*Dataset excerpts*.
◆ ◆ ◆ ◆

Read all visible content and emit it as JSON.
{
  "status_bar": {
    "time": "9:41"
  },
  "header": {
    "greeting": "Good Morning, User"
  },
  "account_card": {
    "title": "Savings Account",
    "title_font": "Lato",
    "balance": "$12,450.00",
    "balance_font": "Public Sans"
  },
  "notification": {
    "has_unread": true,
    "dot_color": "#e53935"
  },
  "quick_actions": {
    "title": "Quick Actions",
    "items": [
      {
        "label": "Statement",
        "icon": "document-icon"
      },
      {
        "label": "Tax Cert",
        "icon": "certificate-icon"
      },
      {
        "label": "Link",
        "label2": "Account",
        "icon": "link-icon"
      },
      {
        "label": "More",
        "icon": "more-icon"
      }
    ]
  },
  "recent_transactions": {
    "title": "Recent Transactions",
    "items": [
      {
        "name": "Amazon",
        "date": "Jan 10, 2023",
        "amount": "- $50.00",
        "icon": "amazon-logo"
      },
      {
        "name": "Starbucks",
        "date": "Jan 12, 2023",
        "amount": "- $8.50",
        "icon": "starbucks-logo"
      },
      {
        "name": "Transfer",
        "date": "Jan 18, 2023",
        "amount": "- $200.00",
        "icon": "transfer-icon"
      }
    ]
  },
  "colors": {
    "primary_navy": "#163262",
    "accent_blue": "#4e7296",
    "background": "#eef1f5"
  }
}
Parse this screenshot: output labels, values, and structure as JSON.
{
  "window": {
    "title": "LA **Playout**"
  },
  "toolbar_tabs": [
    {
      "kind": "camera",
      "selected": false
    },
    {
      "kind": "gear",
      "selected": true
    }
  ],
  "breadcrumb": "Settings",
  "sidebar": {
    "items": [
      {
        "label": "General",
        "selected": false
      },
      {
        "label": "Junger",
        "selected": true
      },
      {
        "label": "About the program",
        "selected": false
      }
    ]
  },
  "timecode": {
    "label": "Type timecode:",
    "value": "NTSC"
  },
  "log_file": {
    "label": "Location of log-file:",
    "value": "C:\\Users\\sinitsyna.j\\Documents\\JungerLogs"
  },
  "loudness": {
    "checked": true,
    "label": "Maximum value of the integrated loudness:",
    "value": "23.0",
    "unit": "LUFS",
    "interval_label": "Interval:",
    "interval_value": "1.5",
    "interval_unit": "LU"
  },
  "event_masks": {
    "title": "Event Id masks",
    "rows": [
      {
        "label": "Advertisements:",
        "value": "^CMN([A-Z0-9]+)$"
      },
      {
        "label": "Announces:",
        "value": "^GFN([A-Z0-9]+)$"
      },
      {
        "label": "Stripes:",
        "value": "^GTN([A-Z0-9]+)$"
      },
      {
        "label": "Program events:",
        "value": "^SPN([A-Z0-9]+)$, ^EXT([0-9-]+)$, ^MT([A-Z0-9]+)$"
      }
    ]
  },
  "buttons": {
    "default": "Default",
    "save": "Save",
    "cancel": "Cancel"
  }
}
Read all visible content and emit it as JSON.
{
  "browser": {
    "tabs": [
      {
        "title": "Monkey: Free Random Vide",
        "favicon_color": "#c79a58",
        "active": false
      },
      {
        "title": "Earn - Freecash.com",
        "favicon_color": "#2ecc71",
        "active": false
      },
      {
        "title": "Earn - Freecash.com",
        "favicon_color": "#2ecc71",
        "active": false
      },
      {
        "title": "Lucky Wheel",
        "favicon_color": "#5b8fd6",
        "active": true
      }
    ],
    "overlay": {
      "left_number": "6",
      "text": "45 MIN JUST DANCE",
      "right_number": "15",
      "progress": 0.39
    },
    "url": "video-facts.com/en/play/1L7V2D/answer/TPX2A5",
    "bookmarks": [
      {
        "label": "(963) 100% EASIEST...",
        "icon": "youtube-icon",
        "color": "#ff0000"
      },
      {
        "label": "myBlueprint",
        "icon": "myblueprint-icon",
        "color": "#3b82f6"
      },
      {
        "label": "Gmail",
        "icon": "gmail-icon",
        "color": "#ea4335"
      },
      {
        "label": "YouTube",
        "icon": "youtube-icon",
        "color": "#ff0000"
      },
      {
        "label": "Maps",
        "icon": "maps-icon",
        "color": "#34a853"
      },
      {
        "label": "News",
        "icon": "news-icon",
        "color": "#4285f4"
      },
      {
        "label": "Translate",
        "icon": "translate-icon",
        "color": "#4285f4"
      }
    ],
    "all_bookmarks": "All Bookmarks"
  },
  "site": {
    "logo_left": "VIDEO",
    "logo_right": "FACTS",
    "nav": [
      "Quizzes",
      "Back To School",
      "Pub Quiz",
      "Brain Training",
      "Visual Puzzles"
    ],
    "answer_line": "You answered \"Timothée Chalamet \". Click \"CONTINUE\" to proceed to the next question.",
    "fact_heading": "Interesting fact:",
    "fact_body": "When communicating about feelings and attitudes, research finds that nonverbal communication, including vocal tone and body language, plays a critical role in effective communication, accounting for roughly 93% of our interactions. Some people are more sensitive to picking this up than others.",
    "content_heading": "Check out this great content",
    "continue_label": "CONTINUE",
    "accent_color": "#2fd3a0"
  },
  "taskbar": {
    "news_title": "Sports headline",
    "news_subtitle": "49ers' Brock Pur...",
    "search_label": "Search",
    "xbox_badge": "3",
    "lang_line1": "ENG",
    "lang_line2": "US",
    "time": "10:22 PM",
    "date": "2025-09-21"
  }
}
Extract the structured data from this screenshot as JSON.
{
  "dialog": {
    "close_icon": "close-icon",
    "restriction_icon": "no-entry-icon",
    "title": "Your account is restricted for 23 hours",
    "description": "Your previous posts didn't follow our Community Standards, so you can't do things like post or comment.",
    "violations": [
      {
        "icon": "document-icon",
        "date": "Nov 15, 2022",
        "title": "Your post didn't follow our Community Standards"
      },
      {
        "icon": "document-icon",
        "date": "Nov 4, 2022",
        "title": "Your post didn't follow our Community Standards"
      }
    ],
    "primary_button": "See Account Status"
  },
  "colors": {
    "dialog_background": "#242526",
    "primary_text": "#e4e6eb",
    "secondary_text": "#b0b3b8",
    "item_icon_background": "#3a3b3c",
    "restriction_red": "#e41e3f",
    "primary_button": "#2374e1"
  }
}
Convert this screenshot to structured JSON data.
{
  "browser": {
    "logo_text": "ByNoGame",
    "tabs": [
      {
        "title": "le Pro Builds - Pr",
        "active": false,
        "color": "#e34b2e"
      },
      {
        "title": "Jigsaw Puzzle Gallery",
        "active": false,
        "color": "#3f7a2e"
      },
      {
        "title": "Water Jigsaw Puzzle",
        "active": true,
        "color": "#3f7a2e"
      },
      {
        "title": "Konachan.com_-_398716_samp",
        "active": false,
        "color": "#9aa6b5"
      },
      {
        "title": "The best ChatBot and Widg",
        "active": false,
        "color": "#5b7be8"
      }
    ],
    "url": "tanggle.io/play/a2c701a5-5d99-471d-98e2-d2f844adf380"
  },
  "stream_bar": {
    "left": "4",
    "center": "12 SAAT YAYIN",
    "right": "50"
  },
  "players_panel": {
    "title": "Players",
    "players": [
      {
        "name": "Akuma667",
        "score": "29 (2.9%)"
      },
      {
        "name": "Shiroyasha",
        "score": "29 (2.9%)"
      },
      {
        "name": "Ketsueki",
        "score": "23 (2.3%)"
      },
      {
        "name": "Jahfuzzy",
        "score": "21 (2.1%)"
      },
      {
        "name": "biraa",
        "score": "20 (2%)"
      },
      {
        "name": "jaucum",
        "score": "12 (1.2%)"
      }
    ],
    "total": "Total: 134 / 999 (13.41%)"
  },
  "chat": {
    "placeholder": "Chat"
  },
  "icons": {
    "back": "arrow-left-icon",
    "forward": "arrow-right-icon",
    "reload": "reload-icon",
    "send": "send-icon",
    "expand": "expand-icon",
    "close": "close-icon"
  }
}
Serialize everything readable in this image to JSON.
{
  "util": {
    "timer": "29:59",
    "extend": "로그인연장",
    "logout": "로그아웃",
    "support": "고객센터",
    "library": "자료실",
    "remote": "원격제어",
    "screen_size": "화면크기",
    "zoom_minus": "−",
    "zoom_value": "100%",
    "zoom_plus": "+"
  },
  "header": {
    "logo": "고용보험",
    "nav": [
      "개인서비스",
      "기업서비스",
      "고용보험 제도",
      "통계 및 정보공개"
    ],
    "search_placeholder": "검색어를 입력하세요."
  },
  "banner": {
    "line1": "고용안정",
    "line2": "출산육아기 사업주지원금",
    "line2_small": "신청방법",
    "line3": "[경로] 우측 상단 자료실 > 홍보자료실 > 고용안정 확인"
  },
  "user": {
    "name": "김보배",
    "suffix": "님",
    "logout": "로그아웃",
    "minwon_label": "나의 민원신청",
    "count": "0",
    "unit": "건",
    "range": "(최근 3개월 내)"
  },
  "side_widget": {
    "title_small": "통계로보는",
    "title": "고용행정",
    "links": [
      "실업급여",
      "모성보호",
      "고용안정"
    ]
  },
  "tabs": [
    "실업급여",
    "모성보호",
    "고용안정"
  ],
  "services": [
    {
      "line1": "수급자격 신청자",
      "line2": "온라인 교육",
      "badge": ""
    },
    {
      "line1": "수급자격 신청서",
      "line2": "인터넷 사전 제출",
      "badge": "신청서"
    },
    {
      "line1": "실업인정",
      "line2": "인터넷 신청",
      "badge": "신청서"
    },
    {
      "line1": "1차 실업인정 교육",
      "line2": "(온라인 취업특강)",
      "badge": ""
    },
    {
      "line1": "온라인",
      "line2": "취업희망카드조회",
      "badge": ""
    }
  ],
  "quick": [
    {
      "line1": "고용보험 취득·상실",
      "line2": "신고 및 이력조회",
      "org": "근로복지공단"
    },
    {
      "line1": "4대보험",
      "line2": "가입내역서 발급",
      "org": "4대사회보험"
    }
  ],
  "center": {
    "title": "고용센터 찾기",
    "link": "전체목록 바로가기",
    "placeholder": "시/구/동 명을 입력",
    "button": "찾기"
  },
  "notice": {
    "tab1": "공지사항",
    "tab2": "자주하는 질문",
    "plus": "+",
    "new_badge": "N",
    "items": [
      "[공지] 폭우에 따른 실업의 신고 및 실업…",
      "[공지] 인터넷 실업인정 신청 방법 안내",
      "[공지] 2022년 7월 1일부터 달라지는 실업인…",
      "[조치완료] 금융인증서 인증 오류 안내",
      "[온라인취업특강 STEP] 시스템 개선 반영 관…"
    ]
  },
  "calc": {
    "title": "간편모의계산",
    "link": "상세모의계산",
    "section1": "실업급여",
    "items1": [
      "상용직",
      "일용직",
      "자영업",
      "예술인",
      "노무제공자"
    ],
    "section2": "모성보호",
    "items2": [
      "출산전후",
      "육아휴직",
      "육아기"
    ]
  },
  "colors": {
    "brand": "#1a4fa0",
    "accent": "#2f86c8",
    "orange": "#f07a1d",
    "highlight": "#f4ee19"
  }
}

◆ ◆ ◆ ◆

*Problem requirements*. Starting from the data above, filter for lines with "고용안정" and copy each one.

*Finished exercise*.
    "line1": "고용안정",
    "line3": "[경로] 우측 상단 자료실 > 홍보자료실 > 고용안정 확인"
      "고용안정"
    "고용안정"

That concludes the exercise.